College Math Teaching

November 29, 2016

Facebook data for a statistics class

Filed under: statistics — Tags: , , , — collegemathteaching @ 6:04 pm

I have to admit that teaching statistics has kind of ruined me. I find myself seeking patterns and data sets everywhere.

Now a national election does give me some data to play with; I used 2012 data for those purposes a few years ago.

But now I have Facebook. And I have a very curious Facebook friendship (I won’t embarrass the person by naming the person).

She became my FB friend in January of 2014. Lately, we’ve been talking a lot, mostly about the 2016 general election. But we went a long time without conversing via “private message”.

I noticed in the first 560 days of our FB “friendship” we exchanged 30 private messages.
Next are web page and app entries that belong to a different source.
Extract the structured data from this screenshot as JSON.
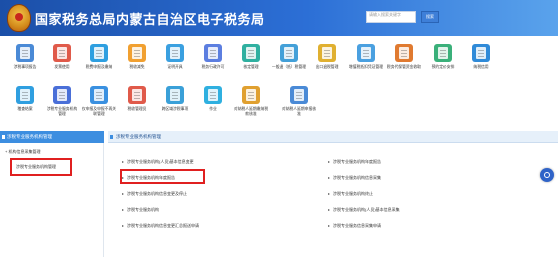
{
  "header": {
    "title": "国家税务总局内蒙古自治区电子税务局",
    "search_placeholder": "请输入搜索关键字",
    "search_label": "搜索"
  },
  "tiles": [
    {
      "name": "涉税事项报告",
      "name2": "",
      "color": "#4a8ad6"
    },
    {
      "name": "发票使用",
      "name2": "",
      "color": "#e05a4a"
    },
    {
      "name": "税费申报及缴纳",
      "name2": "",
      "color": "#2e9fe0"
    },
    {
      "name": "税收减免",
      "name2": "",
      "color": "#f1a030"
    },
    {
      "name": "证明开具",
      "name2": "",
      "color": "#3aa0e0"
    },
    {
      "name": "税务行政许可",
      "name2": "",
      "color": "#5c7ee0"
    },
    {
      "name": "核定管理",
      "name2": "",
      "color": "#2fb0a0"
    },
    {
      "name": "一般退（抵）税管理",
      "name2": "",
      "color": "#43a0d8"
    },
    {
      "name": "出口退税管理",
      "name2": "",
      "color": "#e0b030"
    },
    {
      "name": "增值税抵扣凭证管理",
      "name2": "",
      "color": "#4aa0e0"
    },
    {
      "name": "税务代保管资金收取",
      "name2": "",
      "color": "#e07a30"
    },
    {
      "name": "预约定价安排",
      "name2": "",
      "color": "#3ab07a"
    },
    {
      "name": "纳税信用",
      "name2": "",
      "color": "#2f8ad8"
    },
    {
      "name": "稽查结案",
      "name2": "",
      "color": "#2f9fe0"
    },
    {
      "name": "涉税专业服务机构",
      "name2": "管理",
      "color": "#4a6fd8"
    },
    {
      "name": "仅申报及申报不再关",
      "name2": "联管理",
      "color": "#3a90e0"
    },
    {
      "name": "税收管理员",
      "name2": "",
      "color": "#e05a4a"
    },
    {
      "name": "跨区域涉税事项",
      "name2": "",
      "color": "#3aa0d8"
    },
    {
      "name": "作业",
      "name2": "",
      "color": "#2fb0e0"
    },
    {
      "name": "对纳税人延期缴纳税",
      "name2": "款核准",
      "color": "#e0a030"
    },
    {
      "name": "对纳税人延期申报核",
      "name2": "准",
      "color": "#4a8ad6"
    }
  ],
  "left_panel": {
    "heading": "涉税专业服务机构管理",
    "subheading": "+ 机构信息采集管理",
    "item": "涉税专业服务机构管理"
  },
  "right_panel": {
    "heading": "涉税专业服务机构管理",
    "links_left": [
      "涉税专业服务机构(人员)基本信息变更",
      "涉税专业服务机构年度报告",
      "涉税专业服务机构信息变更及停止",
      "涉税专业服务机构",
      "涉税专业服务机构信息变更汇总报送申请"
    ],
    "links_right": [
      "涉税专业服务机构年度报告",
      "涉税专业服务机构信息采集",
      "涉税专业服务机构终止",
      "涉税专业服务机构(人员)基本信息采集",
      "涉税专业服务信息采集申请"
    ]
  }
}
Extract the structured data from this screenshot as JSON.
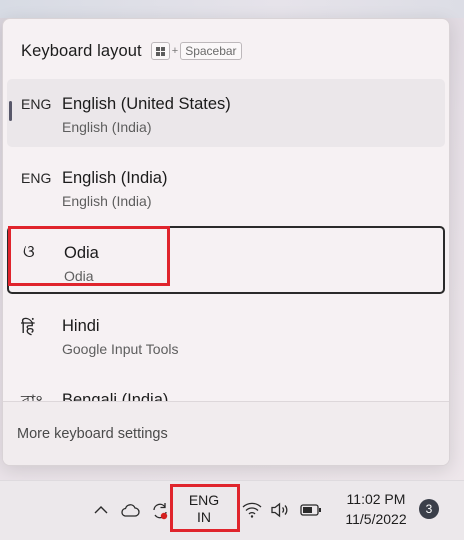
{
  "flyout": {
    "title": "Keyboard layout",
    "shortcut": {
      "plus": "+",
      "key": "Spacebar"
    },
    "layouts": [
      {
        "abbr": "ENG",
        "name": "English (United States)",
        "sub": "English (India)",
        "selected": true
      },
      {
        "abbr": "ENG",
        "name": "English (India)",
        "sub": "English (India)"
      },
      {
        "abbr": "ଓ",
        "name": "Odia",
        "sub": "Odia",
        "focused": true
      },
      {
        "abbr": "हिं",
        "name": "Hindi",
        "sub": "Google Input Tools"
      },
      {
        "abbr": "বাং",
        "name": "Bengali (India)",
        "sub": ""
      }
    ],
    "footer_link": "More keyboard settings"
  },
  "taskbar": {
    "input_indicator": {
      "line1": "ENG",
      "line2": "IN"
    },
    "clock": {
      "time": "11:02 PM",
      "date": "11/5/2022"
    },
    "notification_count": "3",
    "icons": [
      "chevron-up-icon",
      "cloud-icon",
      "sync-icon",
      "wifi-icon",
      "volume-icon",
      "battery-icon"
    ]
  },
  "colors": {
    "highlight": "#e0242c",
    "focus_border": "#2a2a2a",
    "badge": "#3b3f4a"
  }
}
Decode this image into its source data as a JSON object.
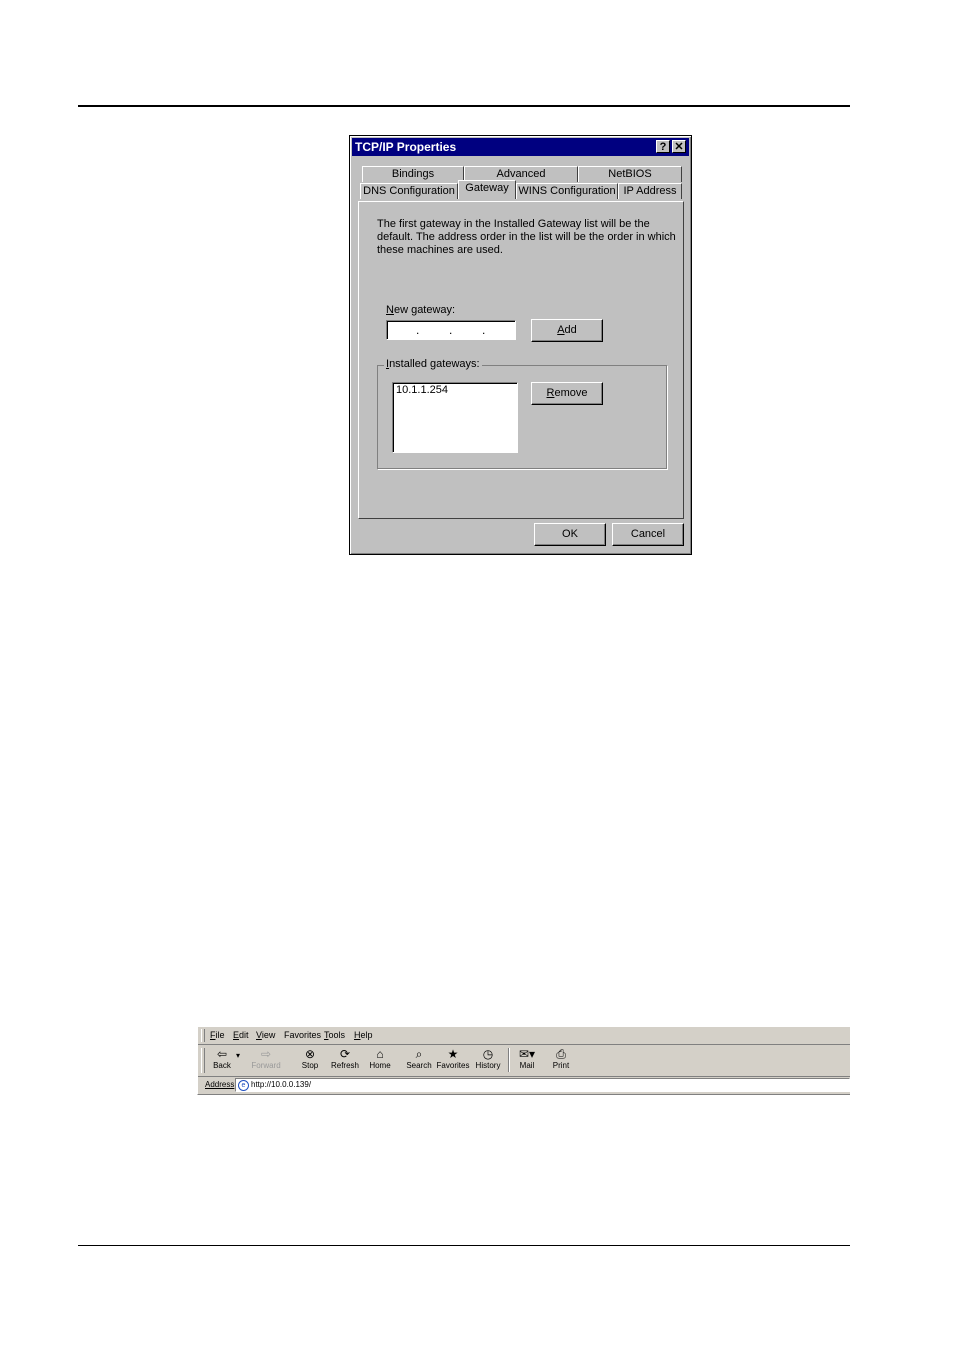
{
  "dialog": {
    "title": "TCP/IP Properties",
    "help_glyph": "?",
    "close_glyph": "✕",
    "tabs_back": [
      "Bindings",
      "Advanced",
      "NetBIOS"
    ],
    "tabs_front": [
      "DNS Configuration",
      "Gateway",
      "WINS Configuration",
      "IP Address"
    ],
    "active_tab": "Gateway",
    "description": "The first gateway in the Installed Gateway list will be the default. The address order in the list will be the order in which these machines are used.",
    "new_gateway_label_u": "N",
    "new_gateway_label_rest": "ew gateway:",
    "ip_dots": ".",
    "add_label_u": "A",
    "add_label_rest": "dd",
    "installed_label_u": "I",
    "installed_label_rest": "nstalled gateways:",
    "installed_gateways": [
      "10.1.1.254"
    ],
    "remove_label_u": "R",
    "remove_label_rest": "emove",
    "ok_label": "OK",
    "cancel_label": "Cancel"
  },
  "browser": {
    "menus": [
      {
        "u": "F",
        "rest": "ile"
      },
      {
        "u": "E",
        "rest": "dit"
      },
      {
        "u": "V",
        "rest": "iew"
      },
      {
        "u": "",
        "rest": "Favorites"
      },
      {
        "u": "T",
        "rest": "ools"
      },
      {
        "u": "H",
        "rest": "elp"
      }
    ],
    "tools": [
      {
        "label": "Back",
        "icon": "back-arrow-icon"
      },
      {
        "label": "Forward",
        "icon": "forward-arrow-icon"
      },
      {
        "label": "Stop",
        "icon": "stop-icon"
      },
      {
        "label": "Refresh",
        "icon": "refresh-icon"
      },
      {
        "label": "Home",
        "icon": "home-icon"
      },
      {
        "label": "Search",
        "icon": "search-icon"
      },
      {
        "label": "Favorites",
        "icon": "favorites-icon"
      },
      {
        "label": "History",
        "icon": "history-icon"
      },
      {
        "label": "Mail",
        "icon": "mail-icon"
      },
      {
        "label": "Print",
        "icon": "print-icon"
      }
    ],
    "address_label": "Address",
    "address_value": "http://10.0.0.139/"
  }
}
Then we started to talk more and more. $t$ is time in days since we started to talk (March 2014) and $NMSG$ is the cumulative number of private messages that we exchanged:

So I figured: this has to be an example of an exponential situation, so I ran a regression $r^2 \geq 0.99$ and got: $N = .1248e^{.010835 t}$ where $N$ is the number of messages and $t$ is the time in days.

Of course, practically speaking, this can’t continue but this “virtually zero” for a long time followed by an “explosion” is a classical exponential phenomenon.